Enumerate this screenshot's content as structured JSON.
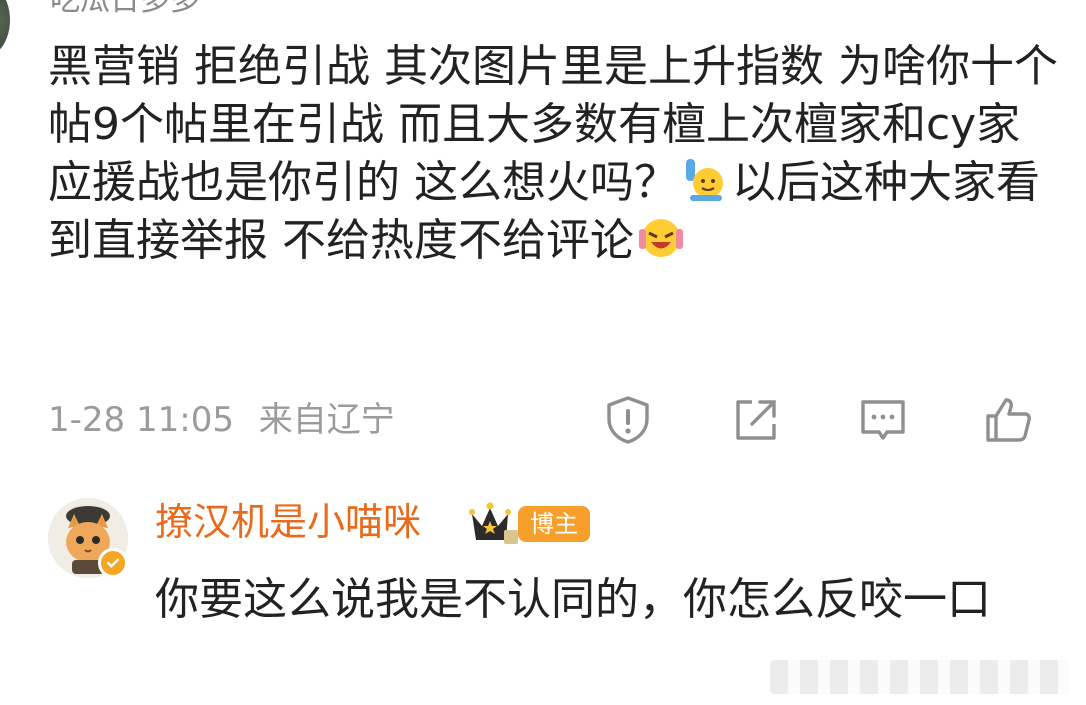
{
  "top_comment": {
    "username": "吃瓜日多多",
    "text": "黑营销 拒绝引战 其次图片里是上升指数 为啥你十个帖9个帖里在引战 而且大多数有檀上次檀家和cy家应援战也是你引的 这么想火吗？",
    "text_after_emoji": "以后这种大家看到直接举报 不给热度不给评论",
    "emoji_1": "raising-hand-emoji",
    "emoji_2": "crying-laughing-emoji",
    "time": "1-28 11:05",
    "location": "来自辽宁",
    "actions": [
      "report-icon",
      "share-icon",
      "comment-icon",
      "like-icon"
    ]
  },
  "reply": {
    "username": "撩汉机是小喵咪",
    "badge": "博主",
    "text": "你要这么说我是不认同的，你怎么反咬一口"
  },
  "colors": {
    "username_orange": "#e86a1a",
    "badge_bg": "#f6a02b",
    "meta_gray": "#9b9b9b"
  }
}
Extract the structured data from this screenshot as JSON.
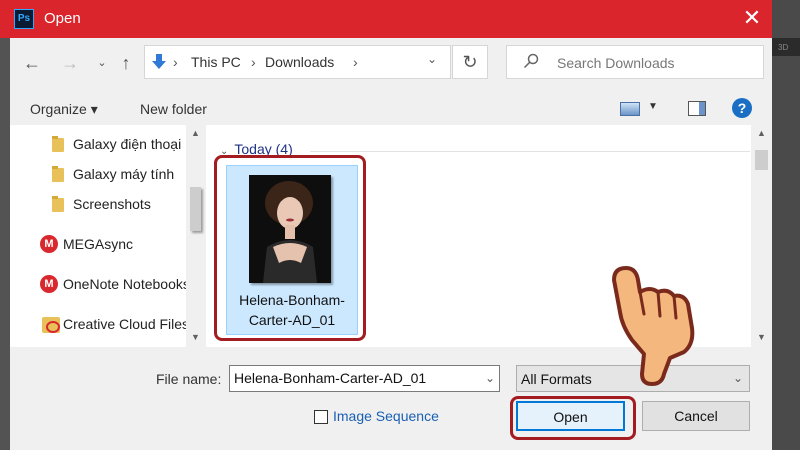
{
  "window": {
    "title": "Open",
    "app_logo": "Ps"
  },
  "nav": {
    "breadcrumb": [
      "This PC",
      "Downloads"
    ],
    "search_placeholder": "Search Downloads"
  },
  "toolbar": {
    "organize": "Organize ▾",
    "new_folder": "New folder"
  },
  "sidebar": {
    "items": [
      {
        "label": "Galaxy điện thoại",
        "icon": "folder-icon"
      },
      {
        "label": "Galaxy máy tính",
        "icon": "folder-icon"
      },
      {
        "label": "Screenshots",
        "icon": "folder-icon"
      },
      {
        "label": "MEGAsync",
        "icon": "mega-icon"
      },
      {
        "label": "OneNote Notebooks",
        "icon": "mega-icon"
      },
      {
        "label": "Creative Cloud Files",
        "icon": "creative-cloud-icon"
      }
    ]
  },
  "content": {
    "group_header": "Today (4)",
    "files": [
      {
        "name_line1": "Helena-Bonham-",
        "name_line2": "Carter-AD_01"
      }
    ]
  },
  "footer": {
    "file_name_label": "File name:",
    "file_name_value": "Helena-Bonham-Carter-AD_01",
    "format_value": "All Formats",
    "image_sequence_label": "Image Sequence",
    "open_label": "Open",
    "cancel_label": "Cancel"
  },
  "colors": {
    "titlebar": "#d9252b",
    "highlight": "#a31c22",
    "accent": "#0078d7"
  }
}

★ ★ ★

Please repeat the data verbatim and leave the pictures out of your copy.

Enumerate this screenshot's content as structured JSON.
{
  "top_comment": {
    "username": "吃瓜日多多",
    "text": "黑营销 拒绝引战 其次图片里是上升指数 为啥你十个帖9个帖里在引战 而且大多数有檀上次檀家和cy家应援战也是你引的 这么想火吗？",
    "text_after_emoji": "以后这种大家看到直接举报 不给热度不给评论",
    "emoji_1": "raising-hand-emoji",
    "emoji_2": "crying-laughing-emoji",
    "time": "1-28 11:05",
    "location": "来自辽宁",
    "actions": [
      "report-icon",
      "share-icon",
      "comment-icon",
      "like-icon"
    ]
  },
  "reply": {
    "username": "撩汉机是小喵咪",
    "badge": "博主",
    "text": "你要这么说我是不认同的，你怎么反咬一口"
  },
  "colors": {
    "username_orange": "#e86a1a",
    "badge_bg": "#f6a02b",
    "meta_gray": "#9b9b9b"
  }
}
Extract the structured data from this screenshot as JSON.
{
  "window": {
    "title": "Open",
    "app_logo": "Ps"
  },
  "nav": {
    "breadcrumb": [
      "This PC",
      "Downloads"
    ],
    "search_placeholder": "Search Downloads"
  },
  "toolbar": {
    "organize": "Organize ▾",
    "new_folder": "New folder"
  },
  "sidebar": {
    "items": [
      {
        "label": "Galaxy điện thoại",
        "icon": "folder-icon"
      },
      {
        "label": "Galaxy máy tính",
        "icon": "folder-icon"
      },
      {
        "label": "Screenshots",
        "icon": "folder-icon"
      },
      {
        "label": "MEGAsync",
        "icon": "mega-icon"
      },
      {
        "label": "OneNote Notebooks",
        "icon": "mega-icon"
      },
      {
        "label": "Creative Cloud Files",
        "icon": "creative-cloud-icon"
      }
    ]
  },
  "content": {
    "group_header": "Today (4)",
    "files": [
      {
        "name_line1": "Helena-Bonham-",
        "name_line2": "Carter-AD_01"
      }
    ]
  },
  "footer": {
    "file_name_label": "File name:",
    "file_name_value": "Helena-Bonham-Carter-AD_01",
    "format_value": "All Formats",
    "image_sequence_label": "Image Sequence",
    "open_label": "Open",
    "cancel_label": "Cancel"
  },
  "colors": {
    "titlebar": "#d9252b",
    "highlight": "#a31c22",
    "accent": "#0078d7"
  }
}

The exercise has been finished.